Commercial carriers soon will operate 110 daily flights between the United States and Cuba and have a lot to lose financially if Trump carries through on a threat issued Monday via his Twitter account. “If Cuba is unwilling to make a better deal for the Cuban people, the Cuban/American people and the U.S. as a whole, I will terminate deal,” Trump wrote.
White House Press Secretary Josh Earnest said power players in transportation and other sectors cleared by the White House to begin doing business in Cuba will throw up hurdles if Trump follows through.
“Unrolling all of that is much more complicated than just the stroke of a pen,” Earnest said of the list of administration policies and U.S. corporate investments already in place or in the works.

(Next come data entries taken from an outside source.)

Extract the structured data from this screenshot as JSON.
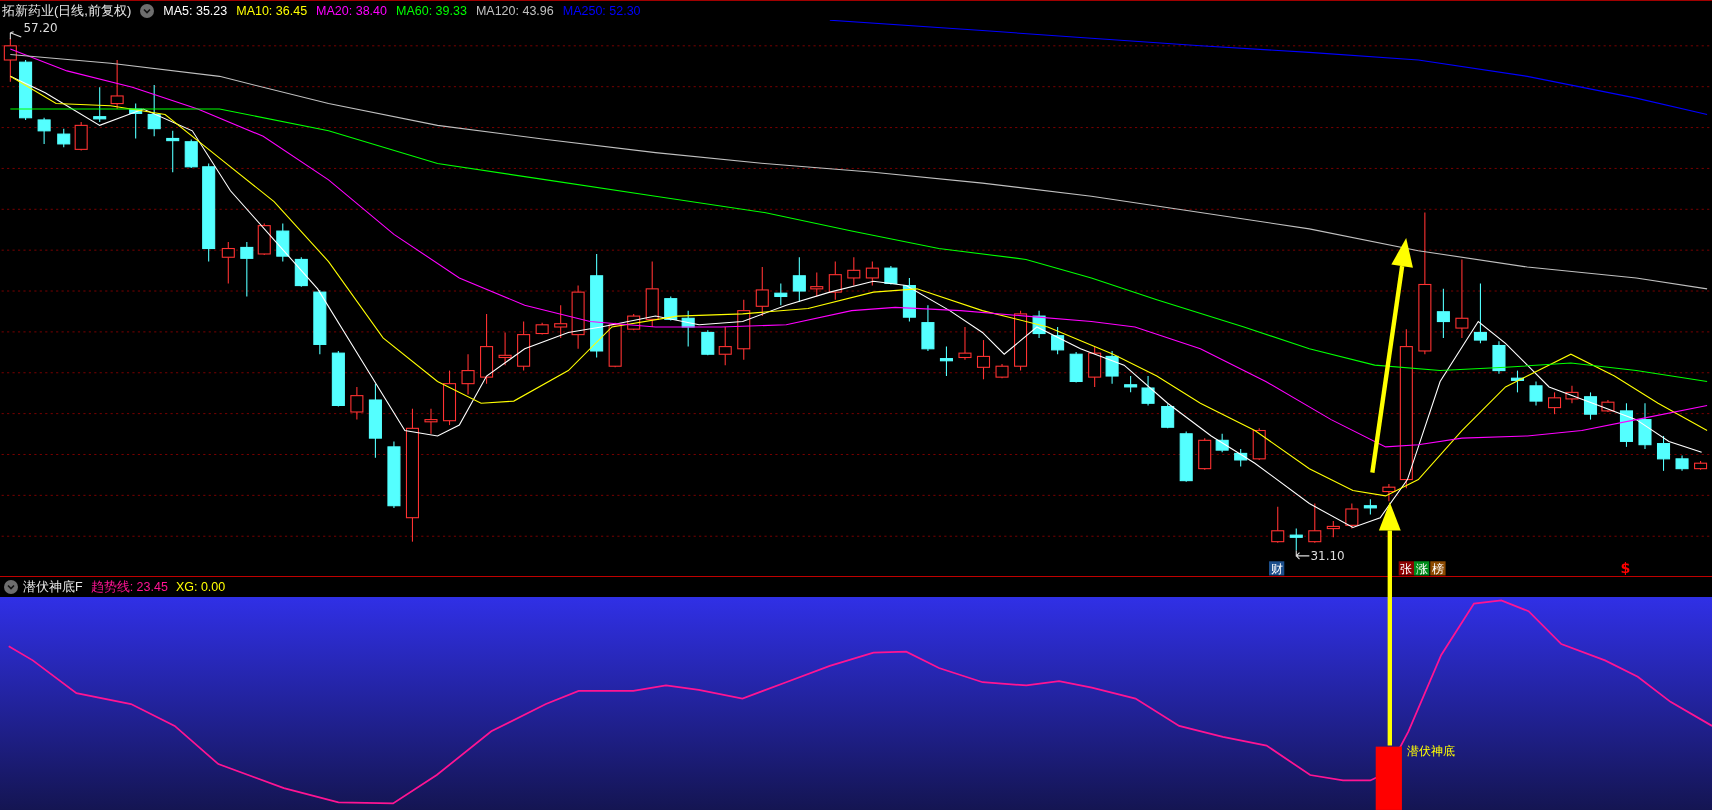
{
  "header": {
    "title": "拓新药业(日线,前复权)",
    "averages": [
      {
        "label": "MA5: 35.23",
        "color": "#ffffff"
      },
      {
        "label": "MA10: 36.45",
        "color": "#ffff00"
      },
      {
        "label": "MA20: 38.40",
        "color": "#ff00ff"
      },
      {
        "label": "MA60: 39.33",
        "color": "#00ff00"
      },
      {
        "label": "MA120: 43.96",
        "color": "#c0c0c0"
      },
      {
        "label": "MA250: 52.30",
        "color": "#0000ff"
      }
    ]
  },
  "price_chart": {
    "high_label": "57.20",
    "low_label": "31.10",
    "events": [
      {
        "text": "财",
        "color": "#1c4f8c"
      },
      {
        "text": "张",
        "color": "#8c0000"
      },
      {
        "text": "涨",
        "color": "#008c1c"
      },
      {
        "text": "榜",
        "color": "#8c4a00"
      },
      {
        "text": "$",
        "color": "#ff0000"
      }
    ]
  },
  "indicator": {
    "name": "潜伏神底F",
    "values": [
      {
        "label": "趋势线: 23.45",
        "color": "#ff1493"
      },
      {
        "label": "XG: 0.00",
        "color": "#ffff00"
      }
    ],
    "signal_label": "潜伏神底"
  }
}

Earnest described the likelihood of Trump nixing the Obama administration’s deal with the Cuban government as “rather remote,” also citing popular support at home for closer ties between the countries.
The White House has set the two countries on a path to formally normalized relations. But during the presidential campaign, Trump was critical of thawing relations with the island nation. Cuba hit another milestone Monday when American Airlines operated its first scheduled flight from Miami to Havana.
The back-and-forth came just three days after longtime Cuban leader Fidel Castro passed away at age 90. Many Republicans panned Obama for issuing a written statement that, in their view, focused too little on Castro’s violent and oppressive tenure. The White House on Monday answered its critics.
There should be no “whitewashing” of many violent and oppressive actions the former Cuban leader ordered that “go against” U.S. values, Earnest said. But, as the Obama administration tries to secure top legacy items ahead of Trump taking office, he added that U.S. officials “can’t let the past interfere with our ability to make progress.”
Incoming White House Chief of Staff Reince Priebus told “Fox News Sunday” his boss would “absolutely” nix the deal unless there is “some movement” in issues like “repression, open markets, freedom of religion, political prisoners” from the Cuban government, now led by Fidel Castro’s brother, Raul Castro.
But Kellyanne Conway, Trump’s campaign manager and now a close adviser, told ABC News on Sunday that the president-elect has yet to decide just what to do about Cuba.